Canadian officials say country will still likely receive four million doses by the end of March

(Via the Canadian Press)
Alberta monolith comes with message to save eastern slopes of Rocky Mountains

‘They deserve our attention. They warrant our protection. They are under threat’

blessing
Bentley Blessing Pantry continues to faithfully serve the community

‘We just wanted to make everyone aware that we are still here to serve you throughout this coming year.’

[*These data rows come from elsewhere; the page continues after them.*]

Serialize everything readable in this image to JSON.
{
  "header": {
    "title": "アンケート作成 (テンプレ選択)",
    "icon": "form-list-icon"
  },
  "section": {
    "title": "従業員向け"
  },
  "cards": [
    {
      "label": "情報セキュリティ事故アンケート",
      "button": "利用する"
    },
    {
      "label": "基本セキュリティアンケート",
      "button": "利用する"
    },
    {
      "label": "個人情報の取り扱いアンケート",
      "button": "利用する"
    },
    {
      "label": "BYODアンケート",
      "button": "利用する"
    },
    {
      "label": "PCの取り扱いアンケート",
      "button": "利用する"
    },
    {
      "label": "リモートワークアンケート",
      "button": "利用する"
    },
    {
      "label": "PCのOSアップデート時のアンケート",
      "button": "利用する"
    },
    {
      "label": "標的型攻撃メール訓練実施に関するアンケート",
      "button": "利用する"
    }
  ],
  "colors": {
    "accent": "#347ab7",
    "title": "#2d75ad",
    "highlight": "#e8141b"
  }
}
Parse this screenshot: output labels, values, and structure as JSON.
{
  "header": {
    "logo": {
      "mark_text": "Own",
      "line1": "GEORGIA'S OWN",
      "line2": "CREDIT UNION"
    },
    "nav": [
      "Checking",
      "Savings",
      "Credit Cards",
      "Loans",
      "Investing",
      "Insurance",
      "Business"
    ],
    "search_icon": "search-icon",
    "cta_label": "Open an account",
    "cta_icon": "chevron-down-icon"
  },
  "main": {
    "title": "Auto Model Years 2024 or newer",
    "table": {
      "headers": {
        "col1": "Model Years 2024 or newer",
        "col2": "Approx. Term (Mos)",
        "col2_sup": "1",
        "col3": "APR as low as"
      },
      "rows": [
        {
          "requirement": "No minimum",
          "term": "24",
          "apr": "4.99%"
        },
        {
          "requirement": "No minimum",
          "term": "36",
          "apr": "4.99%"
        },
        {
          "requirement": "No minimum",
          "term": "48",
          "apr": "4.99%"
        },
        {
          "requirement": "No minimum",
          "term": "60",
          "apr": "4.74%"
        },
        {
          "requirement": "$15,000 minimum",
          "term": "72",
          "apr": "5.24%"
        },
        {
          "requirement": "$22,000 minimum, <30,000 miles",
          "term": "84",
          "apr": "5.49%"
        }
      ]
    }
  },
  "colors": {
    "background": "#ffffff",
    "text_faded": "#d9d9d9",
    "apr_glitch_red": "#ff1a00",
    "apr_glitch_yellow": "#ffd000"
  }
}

A Suncor logo is shown at the company’s annual meeting in Calgary on May 2, 2019. A worker is missing after a dozer broke through ice on an inactive Suncor tailings pond in northern Alberta.THE CANADIAN PRESS/Jeff McIntosh
Worker missing after dozer breaks through frozen tailings pond in northern Alberta

The worker was an employee of Christina River Construction

File Photo
‘You took away some real joy,’ Sylvan Lake Winter Village turned off after vandalism

Sometime during the night of Jan, 12 the light display at the pier was vandalized and damaged

A health-care worker prepares a dose of the Pfizer-BioNTech COVID-19 vaccine at a UHN COVID-19 vaccine clinic in Toronto on Thursday, January 7, 2021. THE CANADIAN PRESS/Nathan Denette
COVID clarity: Feds say 42-day gap for 2-dose vaccines OK as provinces race to immunity

‘Realities on the ground’ means that provinces, territories will have difficult choices to make

Most Read